The IEP meeting serves as a communication vehicle between parents and school personnel, and enables them, as equal participants, to make joint, informed decisions regarding their child's IEP. 

Parents are considered equal partners with school personnel in making these decisions, and the IEP team must consider the parents' concerns and the information that they provide regarding their child in developing, reviewing, and revising IEPs.

Here is what our current Federal law says about creating and updating your student's IEP:

(a) Development of IEP.
(1) General. In developing each child's IEP, the IEP Team must consider:
(i) The strengths of the child;
(ii) The concerns of the parents for enhancing the education of their child;
(iii) The results of the initial or most recent evaluation of the child; and
(iv) The academic, developmental, and functional needs of the child.

(b) Review and revision of IEPs.
(1) General. Each public agency must ensure that, subject to paragraphs (Consideration of special factors (b)(2)) and
(Requirement with respect to regular education teacher.(b)(3)) of this section, the IEP Team:
(i) Reviews the child's IEP periodically, but not less than annually, to determine whether the annual goals for the child are being achieved; and
(ii) Revises the IEP, as appropriate, to address:
(A) Any lack of expected progress toward the annual goals described in (requirement for measurable goals: Sec. 300.320(a)(2)), and in the general education curriculum, if appropriate;
(B) The results of any reevaluation conducted under Sec. 300.303;
(C) Information about the child provided to, or by, the parents, as described under Sec. 300.305(a)(2);
(D) The child's anticipated needs; or
(E) Other matters.

(Federal law Sec. 300.324 Development, review, and revision of IEP.)

The IEP team should work toward consensus, but the public agency has ultimate responsibility to ensure that the IEP includes the services that the child needs in order to receive FAPE. It is not appropriate to make IEP decisions based upon a majority "vote."

If the team cannot reach consensus, the public agency must provide the parents with prior written notice of the agency's proposals or refusals, or both, regarding the child's educational program, and the parents have the right to seek resolution of any disagreements by initiating an impartial due process hearing.

Every effort should be made to resolve differences between parents and school staff through voluntary mediation or some other informal step, without resort to a due process hearing.
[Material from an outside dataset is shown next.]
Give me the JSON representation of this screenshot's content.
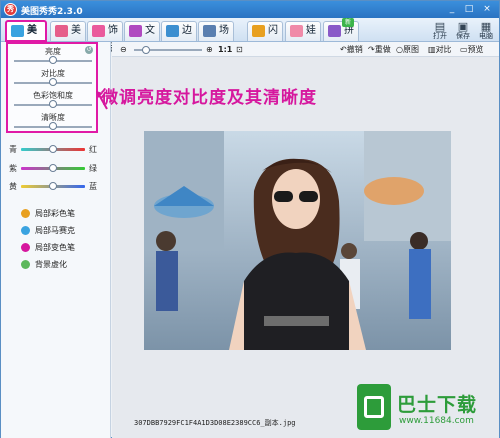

However, mediation or other informal procedures may not be used to deny or delay a parent's right to a due process hearing, or to deny any other rights afforded under Part B.

Article about Team meeting:

The following information is from Jennifer L. Bollero , Esq., Her article  titled: "Play Hearts, Not Poker"
can be found on  the Wrightslaw website, states the following:

We cannot lead a team we do not join.
It is not enough to come into a meeting, periodically and make demands; even legitimate, legal demands.
We must model the behavior we want to draw out in our children's IEP team.
If we want the other team members to be patient, prepared, and educated about our child's needs, we must set the standard.

We must be understanding of them and the demands on their time.
We must be patient with them as they learn our child's method of learning.
We must be prepared and secure helpful test results on our child's development, articles or other related materials, and then share them; and
We must be as or more educated about the objective realities of our child's disability so we can talk to other team members as peers.
Before we make any demands on a team member, we must ask ourselves,
"Am I asking of this person something I have not done, or am not willing to do?"


This webpage was created October 3, 2003, by Melody Orfei
Webpage last modified on February 28, 2012 - V7, by Melody Orfei